My soul makes me sick

I've spent most of the last two weeks crying or yelling at innocent bystanders. A few mental breakdowns later, I digging my way out of the crater.

Writing this series will probably make me unemployable. Talking about my failing mental health, my use of cannabis in the past (and hopefully future), and the fact that my body is breaking down... that's not a good combination if someone googles me for an interview down the road.

I've hesitated, considered following the social pressure to pretend I'm fine. But I'm not fine. I've never been further from fine.

We need to talk about these things, break the taboo. I am done pretending.

I am not fucking fine.

On November 06, I was diagnosed with a mental disorder by my GP. For sixteen years, I've searched for an answer. When she told me that I suffer from a very severe case of somatization disorder, she had to explain to me what that even means. She also stressed that it's likely not my only mental disorder. Depression, anxiety disorder and panic attacks, as well as bipolar disorder are all still on the table Yay me. My GP thinks it's a combination of all of those. She also thinks that it doesn't matter, as the treatment for them is similar. It is important to me to know what's wrong but I will get into that with the psychiatrist I am seeing soon. It's probably not the full story either, but at least it's a beginning.

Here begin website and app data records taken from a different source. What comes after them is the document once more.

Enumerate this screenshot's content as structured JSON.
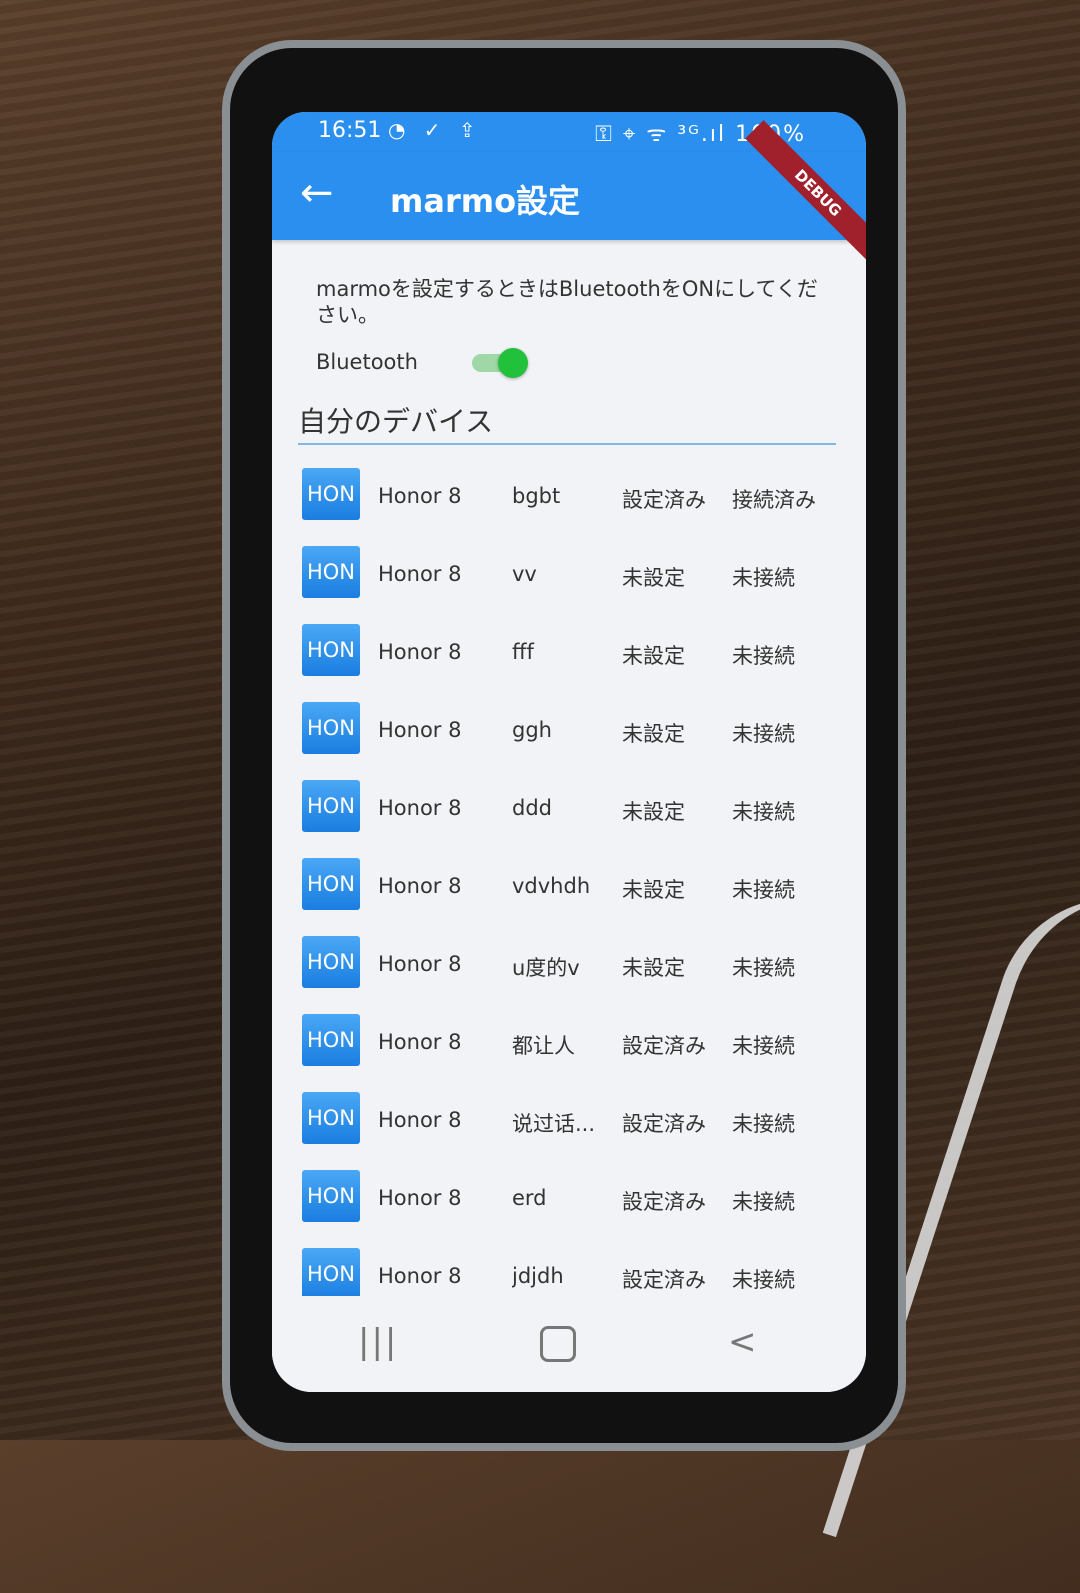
{
  "status_bar": {
    "time": "16:51",
    "left_icons": "◔ ✓ ⇪",
    "right": "⚿ ⌖ ᯤ ³ᴳ.ıl 100%"
  },
  "app_bar": {
    "back_icon": "←",
    "title": "marmo設定",
    "debug_banner": "DEBUG"
  },
  "instruction": "marmoを設定するときはBluetoothをONにしてください。",
  "bluetooth": {
    "label": "Bluetooth",
    "enabled": true
  },
  "section_title": "自分のデバイス",
  "devices": [
    {
      "avatar": "HON",
      "model": "Honor 8",
      "name": "bgbt",
      "setup": "設定済み",
      "connection": "接続済み"
    },
    {
      "avatar": "HON",
      "model": "Honor 8",
      "name": "vv",
      "setup": "未設定",
      "connection": "未接続"
    },
    {
      "avatar": "HON",
      "model": "Honor 8",
      "name": "fff",
      "setup": "未設定",
      "connection": "未接続"
    },
    {
      "avatar": "HON",
      "model": "Honor 8",
      "name": "ggh",
      "setup": "未設定",
      "connection": "未接続"
    },
    {
      "avatar": "HON",
      "model": "Honor 8",
      "name": "ddd",
      "setup": "未設定",
      "connection": "未接続"
    },
    {
      "avatar": "HON",
      "model": "Honor 8",
      "name": "vdvhdh",
      "setup": "未設定",
      "connection": "未接続"
    },
    {
      "avatar": "HON",
      "model": "Honor 8",
      "name": "u度的v",
      "setup": "未設定",
      "connection": "未接続"
    },
    {
      "avatar": "HON",
      "model": "Honor 8",
      "name": "都让人",
      "setup": "設定済み",
      "connection": "未接続"
    },
    {
      "avatar": "HON",
      "model": "Honor 8",
      "name": "说过话...",
      "setup": "設定済み",
      "connection": "未接続"
    },
    {
      "avatar": "HON",
      "model": "Honor 8",
      "name": "erd",
      "setup": "設定済み",
      "connection": "未接続"
    },
    {
      "avatar": "HON",
      "model": "Honor 8",
      "name": "jdjdh",
      "setup": "設定済み",
      "connection": "未接続"
    }
  ],
  "nav_bar": {
    "recent_icon": "|||",
    "home_icon": "",
    "back_icon": "<"
  }
}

Since my diagnosis, I've fought for an appointment with a psychiatrist for an initial assessment and for a spot with a psychotherapist for long-term therapy to get my brain back on track. After hours on the phone, I've managed to get an appointment with a psychiatrist at the other end of Hamburg for mid-December. When I called, that was more than four weeks away and it was by far the earliest appointment I could get.

Finding a therapist for psychotherapy who is covered by insurance has turned out close to impossible, maybe impossible. I'm still trying.

Last Friday, I had another full breakdown and called my GP who sent me to the outpatient psychiatry department of the local hospital. I just couldn't deal anymore. I was crying, exhausted, overwhelmed, helpless. I needed someone to do something. I sat in the waiting room for two hours. In the late afternoon, the doctor finally called me. She listened to my story, my issues, and asked a bunch of questions. She suggested that I should spend a few weeks at a day clinic where I'd get therapy and group therapy throughout the day, then sleep at home. She said, it would take a couple of days to get admitted and I'd hear from her Monday. If that didn't work out for whatever reason, I could get admitted to the hospital for a few weeks instead. I went home feeling better, as I had a solution in sight.

I still cried a lot that weekend but I could see a light at the end of the tunnel. I would get help soon.

Monday, she called me with bad news. The day clinic in the next town is booked out a year in advances, supposedly due to COVID. They typically have room within a couple of days, she said, but right now they can take fewer patients. Sounds like a bullshit excuse. I mean, let's say they can only take a quarter of the patients compared to their usual capacity. That would turn 3 days into 12. Let's say half of the staff is needed elsewhere or whatever. That would turn it into 24 days. No matter how hard I try, I can't get to a year with COVID-related reasons. But it doesn't matter. There's no room for me.

She asked me if I'd consider their second clinic which is a little further away but not by much. After some back and forth, I got the phone number, called the day clinic there. I'm now on a waiting list. I might get a spot in four weeks, or six, or eight. Might. If someone cancels, it might be sooner. If someone stays longer, I'll wait longer. There's no predictability in any of this.

I can't wait forever. I need a solution now.

If there is no one to help me, I'll have to help myself. Monday, I sat down and wrote out a plan. It wasn't a detailed plan or a very good plan, but it made me feel like I was doing something.

  • My health would become my priority and everything else would have to fall in line. A few responsibilities would have to go.
  • I'd find a therapist who isn't covered by insurance but not super expensive to help me through the first weeks or months until I could either go to the day clinic or get an insurance-covered therapist. We can't really afford it but I need to get better, so we decided to figure it out.
  • I'd create a time blocking schedule, so I would always know what I'm supposed to be working on to prevent myself from feeling guilty no matter what I was doing. I'd schedule some time for studying (okay, a lot of time), some time for writing my books and articles, some time for recording my videos and the podcast, and some time for doing nothing at all. I would create this time boxing schedule on Day 01 (Spoiler alert: I didn't.)
  • I would push the practical subjects with in-person attendance to a later semester.
  • I would make an appointment with the biology student counselor and figure out what subjects I needed to do now and what could be pushed without issues. I'd also urge them again to accept some of my prior knowledge, though I had little hope.

Now, I had a plan and all that I had to do was to execute it. I would get my mental health back. Maybe, just maybe, I could figure this out without dropping everything for four to six weeks to go into a day clinic. I'm strong, right?

Kate Hildenbrand

Kate Hildenbrand

Kate Hildenbrand is a writer, youtuber, and podcaster about sustainability, minimalism, and living a life worth living.